Supplied data:
_ _ _ _ _

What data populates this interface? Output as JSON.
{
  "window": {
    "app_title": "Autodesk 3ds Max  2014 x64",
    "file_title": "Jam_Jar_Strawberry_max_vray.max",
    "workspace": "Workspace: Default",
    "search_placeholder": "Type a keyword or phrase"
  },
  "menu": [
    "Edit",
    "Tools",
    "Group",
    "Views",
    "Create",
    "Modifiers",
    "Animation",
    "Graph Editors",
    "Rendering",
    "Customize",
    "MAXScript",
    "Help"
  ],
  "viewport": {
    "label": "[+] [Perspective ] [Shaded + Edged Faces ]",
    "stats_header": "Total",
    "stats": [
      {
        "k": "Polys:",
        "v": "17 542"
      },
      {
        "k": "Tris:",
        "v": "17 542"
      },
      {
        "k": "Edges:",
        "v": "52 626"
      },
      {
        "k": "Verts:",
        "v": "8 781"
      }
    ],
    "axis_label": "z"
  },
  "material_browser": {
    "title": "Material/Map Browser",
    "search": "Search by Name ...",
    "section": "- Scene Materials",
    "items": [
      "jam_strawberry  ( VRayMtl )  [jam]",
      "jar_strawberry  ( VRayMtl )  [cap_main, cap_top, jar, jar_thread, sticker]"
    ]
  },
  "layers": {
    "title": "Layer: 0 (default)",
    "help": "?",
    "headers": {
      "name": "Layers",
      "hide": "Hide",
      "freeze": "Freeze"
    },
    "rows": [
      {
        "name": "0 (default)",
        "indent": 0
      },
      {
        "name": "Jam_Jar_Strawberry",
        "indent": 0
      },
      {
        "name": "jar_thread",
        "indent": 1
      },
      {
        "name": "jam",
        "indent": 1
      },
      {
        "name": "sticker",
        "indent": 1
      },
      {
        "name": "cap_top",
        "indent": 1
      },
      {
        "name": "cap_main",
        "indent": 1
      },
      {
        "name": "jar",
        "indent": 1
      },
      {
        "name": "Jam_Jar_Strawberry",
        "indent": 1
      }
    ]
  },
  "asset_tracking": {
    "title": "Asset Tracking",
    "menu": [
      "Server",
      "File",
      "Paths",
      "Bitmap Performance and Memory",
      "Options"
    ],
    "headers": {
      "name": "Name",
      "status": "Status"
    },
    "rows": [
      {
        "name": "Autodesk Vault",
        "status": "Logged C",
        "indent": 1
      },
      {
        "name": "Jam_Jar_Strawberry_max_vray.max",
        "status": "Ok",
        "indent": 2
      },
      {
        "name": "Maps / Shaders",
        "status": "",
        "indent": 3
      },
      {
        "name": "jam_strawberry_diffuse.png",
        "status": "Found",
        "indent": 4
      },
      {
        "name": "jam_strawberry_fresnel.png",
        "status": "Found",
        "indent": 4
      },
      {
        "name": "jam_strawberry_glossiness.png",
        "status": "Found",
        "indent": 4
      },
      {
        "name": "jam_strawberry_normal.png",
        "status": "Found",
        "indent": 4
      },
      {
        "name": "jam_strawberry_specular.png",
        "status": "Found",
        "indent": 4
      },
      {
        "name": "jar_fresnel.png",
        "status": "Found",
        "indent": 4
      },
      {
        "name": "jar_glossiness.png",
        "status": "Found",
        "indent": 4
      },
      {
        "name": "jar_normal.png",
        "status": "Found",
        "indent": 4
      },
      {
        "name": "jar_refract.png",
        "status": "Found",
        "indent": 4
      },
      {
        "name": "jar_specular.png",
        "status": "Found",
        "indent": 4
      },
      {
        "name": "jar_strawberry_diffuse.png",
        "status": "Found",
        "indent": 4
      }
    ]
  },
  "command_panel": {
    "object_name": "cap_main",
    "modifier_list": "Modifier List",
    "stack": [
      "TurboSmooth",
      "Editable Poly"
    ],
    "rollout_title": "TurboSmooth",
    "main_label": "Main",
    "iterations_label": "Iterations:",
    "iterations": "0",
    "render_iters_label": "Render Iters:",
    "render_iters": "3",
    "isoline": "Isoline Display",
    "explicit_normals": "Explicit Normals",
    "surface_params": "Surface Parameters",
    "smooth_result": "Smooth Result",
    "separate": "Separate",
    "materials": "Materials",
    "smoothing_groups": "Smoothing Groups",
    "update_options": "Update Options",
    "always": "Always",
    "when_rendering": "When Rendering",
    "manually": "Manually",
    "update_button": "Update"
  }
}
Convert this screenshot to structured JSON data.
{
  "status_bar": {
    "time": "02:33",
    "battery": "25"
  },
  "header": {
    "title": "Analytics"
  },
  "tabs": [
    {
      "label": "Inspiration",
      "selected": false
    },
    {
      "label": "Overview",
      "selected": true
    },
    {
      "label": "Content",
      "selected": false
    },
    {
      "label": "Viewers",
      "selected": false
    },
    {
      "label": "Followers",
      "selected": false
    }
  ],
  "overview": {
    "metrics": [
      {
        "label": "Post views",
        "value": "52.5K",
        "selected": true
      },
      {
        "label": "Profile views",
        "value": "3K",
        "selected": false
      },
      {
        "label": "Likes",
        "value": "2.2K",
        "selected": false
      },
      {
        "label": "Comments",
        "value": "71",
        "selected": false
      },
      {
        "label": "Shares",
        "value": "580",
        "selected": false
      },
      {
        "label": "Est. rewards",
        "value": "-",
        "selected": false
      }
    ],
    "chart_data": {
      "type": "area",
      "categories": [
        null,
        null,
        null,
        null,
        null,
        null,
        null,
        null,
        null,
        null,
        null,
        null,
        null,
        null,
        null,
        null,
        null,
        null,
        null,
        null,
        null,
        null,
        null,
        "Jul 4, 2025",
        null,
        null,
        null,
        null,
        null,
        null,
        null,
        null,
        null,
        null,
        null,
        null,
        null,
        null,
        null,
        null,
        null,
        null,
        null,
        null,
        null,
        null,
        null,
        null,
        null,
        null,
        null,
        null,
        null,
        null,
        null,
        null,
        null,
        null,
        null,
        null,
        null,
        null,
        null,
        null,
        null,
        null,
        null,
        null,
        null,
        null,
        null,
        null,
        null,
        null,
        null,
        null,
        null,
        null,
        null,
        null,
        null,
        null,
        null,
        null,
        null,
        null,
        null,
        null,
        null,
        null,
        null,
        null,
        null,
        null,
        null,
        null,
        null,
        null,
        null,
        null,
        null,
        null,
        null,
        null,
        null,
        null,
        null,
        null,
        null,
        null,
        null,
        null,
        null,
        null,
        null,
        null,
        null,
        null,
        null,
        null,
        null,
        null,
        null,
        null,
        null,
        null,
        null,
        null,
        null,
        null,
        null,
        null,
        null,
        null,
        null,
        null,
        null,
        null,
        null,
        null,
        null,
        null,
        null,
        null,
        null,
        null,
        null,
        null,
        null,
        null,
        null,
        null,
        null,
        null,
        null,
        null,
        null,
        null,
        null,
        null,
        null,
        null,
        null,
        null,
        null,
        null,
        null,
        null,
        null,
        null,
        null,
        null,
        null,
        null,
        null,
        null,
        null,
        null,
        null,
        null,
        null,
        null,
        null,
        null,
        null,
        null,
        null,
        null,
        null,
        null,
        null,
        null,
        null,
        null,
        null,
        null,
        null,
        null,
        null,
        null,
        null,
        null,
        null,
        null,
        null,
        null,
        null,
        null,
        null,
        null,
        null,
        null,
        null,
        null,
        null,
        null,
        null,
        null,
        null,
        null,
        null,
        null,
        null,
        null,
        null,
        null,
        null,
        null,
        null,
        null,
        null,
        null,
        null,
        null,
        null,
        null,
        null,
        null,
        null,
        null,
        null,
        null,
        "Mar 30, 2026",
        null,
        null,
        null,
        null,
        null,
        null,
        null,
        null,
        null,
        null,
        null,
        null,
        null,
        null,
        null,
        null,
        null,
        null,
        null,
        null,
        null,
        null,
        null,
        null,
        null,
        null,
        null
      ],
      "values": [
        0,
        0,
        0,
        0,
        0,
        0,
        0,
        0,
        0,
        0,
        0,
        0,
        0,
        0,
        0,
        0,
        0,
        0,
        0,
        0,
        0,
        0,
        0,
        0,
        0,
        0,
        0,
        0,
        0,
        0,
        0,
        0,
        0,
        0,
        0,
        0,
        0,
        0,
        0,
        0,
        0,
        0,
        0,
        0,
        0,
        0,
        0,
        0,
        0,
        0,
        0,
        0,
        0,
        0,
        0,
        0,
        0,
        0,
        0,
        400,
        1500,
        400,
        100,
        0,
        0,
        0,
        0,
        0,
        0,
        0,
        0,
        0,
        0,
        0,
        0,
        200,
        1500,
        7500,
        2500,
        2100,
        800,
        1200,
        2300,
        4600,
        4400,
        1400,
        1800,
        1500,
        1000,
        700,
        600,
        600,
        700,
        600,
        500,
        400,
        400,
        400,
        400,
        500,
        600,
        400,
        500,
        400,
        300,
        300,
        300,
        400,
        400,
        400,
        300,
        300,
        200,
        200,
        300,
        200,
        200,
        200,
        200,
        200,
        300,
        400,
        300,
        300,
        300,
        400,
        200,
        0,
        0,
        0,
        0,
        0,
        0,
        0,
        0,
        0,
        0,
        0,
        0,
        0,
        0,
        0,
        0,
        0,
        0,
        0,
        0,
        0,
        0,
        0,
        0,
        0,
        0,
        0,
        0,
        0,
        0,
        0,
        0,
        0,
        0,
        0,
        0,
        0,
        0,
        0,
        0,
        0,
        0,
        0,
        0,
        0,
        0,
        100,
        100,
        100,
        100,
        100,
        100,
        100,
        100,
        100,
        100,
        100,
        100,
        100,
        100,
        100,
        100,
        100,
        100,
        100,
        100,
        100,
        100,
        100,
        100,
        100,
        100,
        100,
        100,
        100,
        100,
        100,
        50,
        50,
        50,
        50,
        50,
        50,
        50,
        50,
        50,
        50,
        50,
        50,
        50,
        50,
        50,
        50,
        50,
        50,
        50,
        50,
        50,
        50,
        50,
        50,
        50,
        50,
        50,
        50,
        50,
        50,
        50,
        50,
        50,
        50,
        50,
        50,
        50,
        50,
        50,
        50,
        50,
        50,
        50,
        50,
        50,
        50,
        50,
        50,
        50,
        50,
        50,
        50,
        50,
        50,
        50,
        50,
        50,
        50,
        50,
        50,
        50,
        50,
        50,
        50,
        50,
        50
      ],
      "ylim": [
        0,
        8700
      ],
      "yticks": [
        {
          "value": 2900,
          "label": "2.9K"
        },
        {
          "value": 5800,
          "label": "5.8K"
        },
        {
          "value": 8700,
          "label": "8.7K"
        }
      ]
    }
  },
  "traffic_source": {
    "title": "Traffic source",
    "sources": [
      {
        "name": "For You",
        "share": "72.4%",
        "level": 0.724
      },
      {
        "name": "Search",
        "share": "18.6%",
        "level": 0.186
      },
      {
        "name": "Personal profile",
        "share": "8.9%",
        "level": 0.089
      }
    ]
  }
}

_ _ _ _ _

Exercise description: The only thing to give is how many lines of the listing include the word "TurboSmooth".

Response area: 2